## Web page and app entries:
——————————
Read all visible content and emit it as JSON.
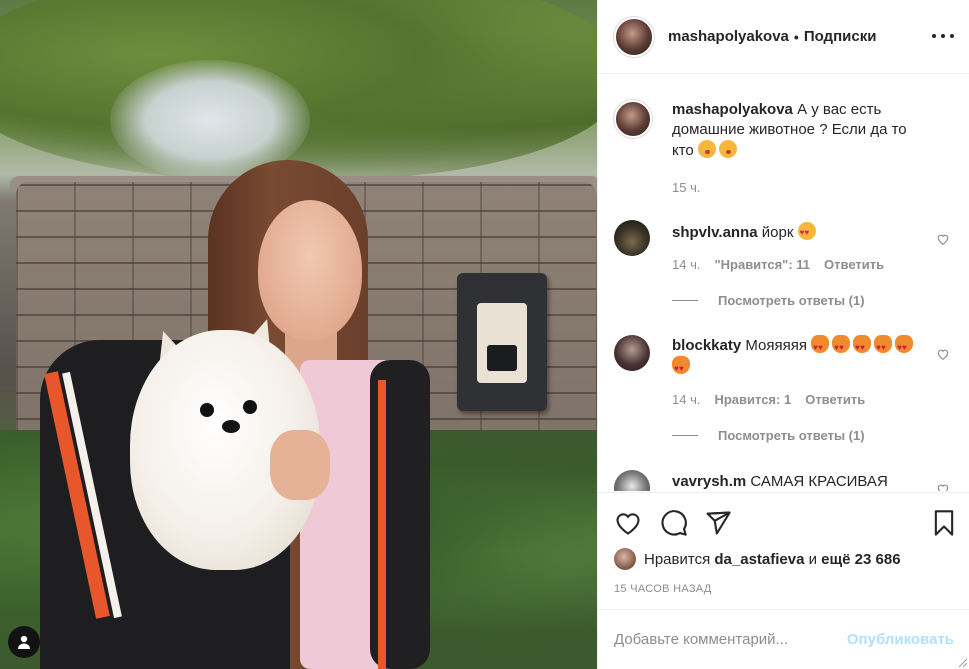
{
  "header": {
    "username": "mashapolyakova",
    "separator": "•",
    "follow_label": "Подписки",
    "more_icon": "more-dots-icon"
  },
  "caption": {
    "username": "mashapolyakova",
    "text": "А у вас есть домашние животное ? Если да то кто",
    "emojis": [
      "face-blowing-kiss",
      "face-savoring-food"
    ],
    "time": "15 ч."
  },
  "comments": [
    {
      "username": "shpvlv.anna",
      "text": "йорк",
      "emojis": [
        "smiling-face-heart-eyes"
      ],
      "time": "14 ч.",
      "likes_label": "\"Нравится\": 11",
      "reply_label": "Ответить",
      "view_replies": "Посмотреть ответы (1)"
    },
    {
      "username": "blockkaty",
      "text": "Мояяяяя",
      "emojis": [
        "cat-heart-eyes",
        "cat-heart-eyes",
        "cat-heart-eyes",
        "cat-heart-eyes",
        "cat-heart-eyes",
        "cat-heart-eyes"
      ],
      "time": "14 ч.",
      "likes_label": "Нравится: 1",
      "reply_label": "Ответить",
      "view_replies": "Посмотреть ответы (1)"
    },
    {
      "username": "vavrysh.m",
      "text": "САМАЯ КРАСИВАЯ"
    }
  ],
  "likes": {
    "prefix": "Нравится",
    "user": "da_astafieva",
    "and": "и",
    "count_text": "ещё 23 686"
  },
  "timestamp": "15 ЧАСОВ НАЗАД",
  "add_comment": {
    "placeholder": "Добавьте комментарий...",
    "publish_label": "Опубликовать"
  },
  "colors": {
    "text": "#262626",
    "secondary": "#8e8e8e",
    "border": "#efefef",
    "publish_disabled": "#b2dffc"
  }
}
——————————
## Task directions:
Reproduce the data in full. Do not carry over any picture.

## Your solution:
Read all visible content and emit it as JSON.
{
  "header": {
    "username": "mashapolyakova",
    "separator": "•",
    "follow_label": "Подписки",
    "more_icon": "more-dots-icon"
  },
  "caption": {
    "username": "mashapolyakova",
    "text": "А у вас есть домашние животное ? Если да то кто",
    "emojis": [
      "face-blowing-kiss",
      "face-savoring-food"
    ],
    "time": "15 ч."
  },
  "comments": [
    {
      "username": "shpvlv.anna",
      "text": "йорк",
      "emojis": [
        "smiling-face-heart-eyes"
      ],
      "time": "14 ч.",
      "likes_label": "\"Нравится\": 11",
      "reply_label": "Ответить",
      "view_replies": "Посмотреть ответы (1)"
    },
    {
      "username": "blockkaty",
      "text": "Мояяяяя",
      "emojis": [
        "cat-heart-eyes",
        "cat-heart-eyes",
        "cat-heart-eyes",
        "cat-heart-eyes",
        "cat-heart-eyes",
        "cat-heart-eyes"
      ],
      "time": "14 ч.",
      "likes_label": "Нравится: 1",
      "reply_label": "Ответить",
      "view_replies": "Посмотреть ответы (1)"
    },
    {
      "username": "vavrysh.m",
      "text": "САМАЯ КРАСИВАЯ"
    }
  ],
  "likes": {
    "prefix": "Нравится",
    "user": "da_astafieva",
    "and": "и",
    "count_text": "ещё 23 686"
  },
  "timestamp": "15 ЧАСОВ НАЗАД",
  "add_comment": {
    "placeholder": "Добавьте комментарий...",
    "publish_label": "Опубликовать"
  },
  "colors": {
    "text": "#262626",
    "secondary": "#8e8e8e",
    "border": "#efefef",
    "publish_disabled": "#b2dffc"
  }
}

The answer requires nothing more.